To help balance out the serious and spiritual themes, Mr. Nichol brings in the Boston Typewriter Orchestra. They write and perform songs using typewriters. No lyrics, simply percussion interpretations. They are serious in a Monty Python kind of way. Not too much so, but enough to make us pay attention. Apparently there is no end to the uses of a typewriter.
In the movie we learn that Christopher Latham Sholes invented the first commercially viable typewriter in 1868 in Milwaukee, Wisconsin. The first keyboard had QWERTY on the top row. Something that has never changed. How did QWERTY get on the keyboard? No one knows for sure. It has been said that it came about to aid salesmen who couldn’t type. They could easily peck out the word typewriter as all of the letters fell on the top row.
Sholes became disinterested in his machine and sold his design. It was made of wood and he sold the rights to the metal gun manufacturer, Remington Arms. They were looking for a new way to keep the factories in operation. Since the Civil War had ended the orders for guns had slowed dramatically. After a year spent on developing a metal typewriter successfully, mass production began.
Thousands were made and sold, but there was a shortage of people who know how to use them. The first typing school was established in New York in 1881. Six women enrolled in the six month class at a YWCA. When they completed the course all immediately had job offers. Better paying jobs than factory workers or school teachers. The introduction of the machine helped women enter the male business. They were called “typewriters.”
I learned to type on a manual typewriter in a high school typing class. Yes, there was a class called typing. I had a choice. Take typing or home economics (HomeEc) which was code for cooking and other household chores. I chose typing. Before I finished I was up to 55 words per minute with almost no errors. A skill I have used my entire life.

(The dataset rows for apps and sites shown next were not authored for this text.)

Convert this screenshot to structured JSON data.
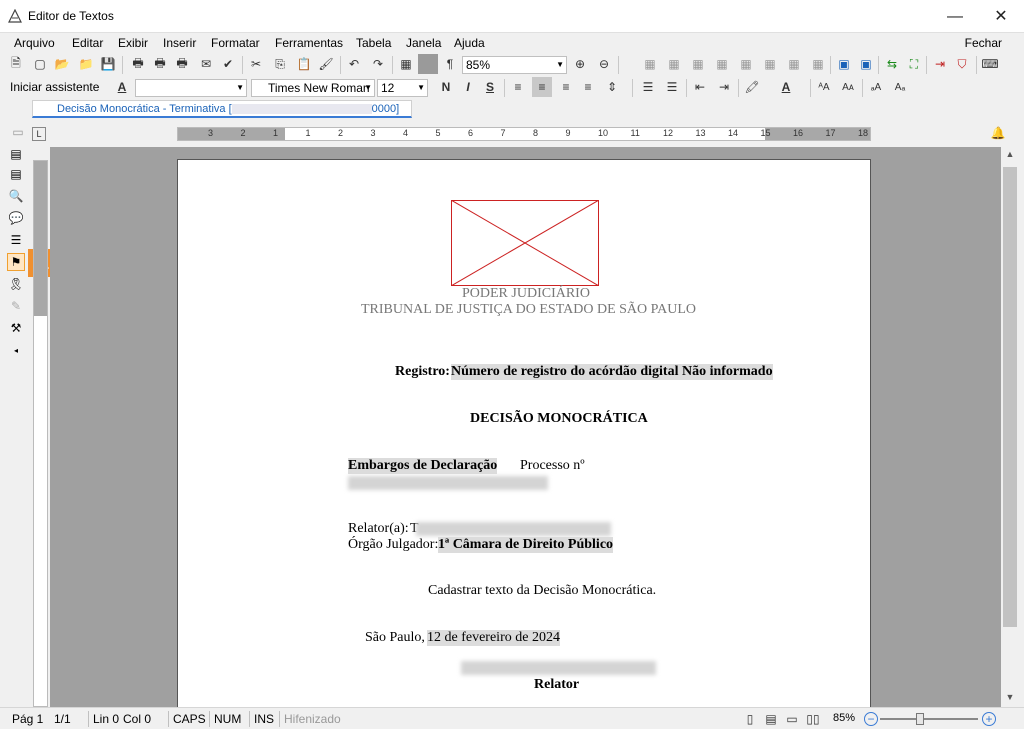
{
  "window": {
    "title": "Editor de Textos",
    "minimize": "—",
    "restore": "☐",
    "close": "✕"
  },
  "menu": {
    "items": [
      "Arquivo",
      "Editar",
      "Exibir",
      "Inserir",
      "Formatar",
      "Ferramentas",
      "Tabela",
      "Janela",
      "Ajuda"
    ],
    "close_label": "Fechar"
  },
  "toolbar": {
    "zoom_value": "85%",
    "wizard_label": "Iniciar assistente",
    "style_value": "",
    "font_value": "Times New Roman",
    "size_value": "12"
  },
  "doc_tab": {
    "label_start": "Decisão Monocrática - Terminativa [",
    "label_end": "0000]"
  },
  "ruler": {
    "numbers": [
      "3",
      "2",
      "1",
      "1",
      "2",
      "3",
      "4",
      "5",
      "6",
      "7",
      "8",
      "9",
      "10",
      "11",
      "12",
      "13",
      "14",
      "15",
      "16",
      "17",
      "18"
    ]
  },
  "sidebar": {
    "badge": "1"
  },
  "document": {
    "header_line1": "PODER JUDICIÁRIO",
    "header_line2": "TRIBUNAL DE JUSTIÇA DO ESTADO DE SÃO PAULO",
    "registro_label": "Registro:",
    "registro_value": "Número de registro do acórdão digital Não informado",
    "heading": "DECISÃO MONOCRÁTICA",
    "embargos_label": "Embargos de Declaração",
    "processo_label": "Processo nº",
    "relator_label": "Relator(a):",
    "relator_initial": "T",
    "orgao_label": "Órgão Julgador:",
    "orgao_value": "1ª Câmara de Direito Público",
    "body_text": "Cadastrar texto da Decisão Monocrática.",
    "city": "São Paulo,",
    "date": "12 de fevereiro de 2024",
    "date_end": ".",
    "signature_role": "Relator"
  },
  "status": {
    "page": "Pág 1",
    "pages": "1/1",
    "line": "Lin 0",
    "col": "Col 0",
    "caps": "CAPS",
    "num": "NUM",
    "ins": "INS",
    "hyphen": "Hifenizado",
    "zoom": "85%"
  },
  "colors": {
    "accent": "#3a7bd5",
    "badge": "#f09030",
    "logo_border": "#cc2222"
  }
}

Late in the film we hear from Richard Polt, author of The Typewriter Revolution: A typist’s Companion for the 21st Century. A book I just finished. In fact, because of this documentary and the book, I bought a Smith Corona Silent manual typewriter. I’m cleaning it up as I write this and hope to be up and typing very soon. Mr. Polt also wrote The Typewriter Manifesto.
I see a close relationship between the typewriter and the vinyl record resurgence. Music is written and recorded. A record is pressed. It’s a physical representation of the music that springs to life when a diamond needle rests on this sacred platter at thirty-three and a third revolutions per minute. True sound. Pure sonic. Emotive. Tribal.
The typewriter is the confluence of mechanics, art and psychology. When embraced they become a tactile paradise for the mind to enjoy. They command one to think. To slow down and not be afraid to stop. There is no stream. However, ink is necessary. Paper is required. You publish while you write. It occupies space. No need for the cloud. Digital forgives. Typewritten pages are chiseled, archival records.
In a way the typewriter acts as a mediator. Everyone in the film speaks about this machine as if it was alive. It speaks to you. Always at the ready to amplify the true nature of your being.
Highly recommended for everyone interested in typewriters, documentary fans, or if you’re looking for something interesting to watch. Official site here.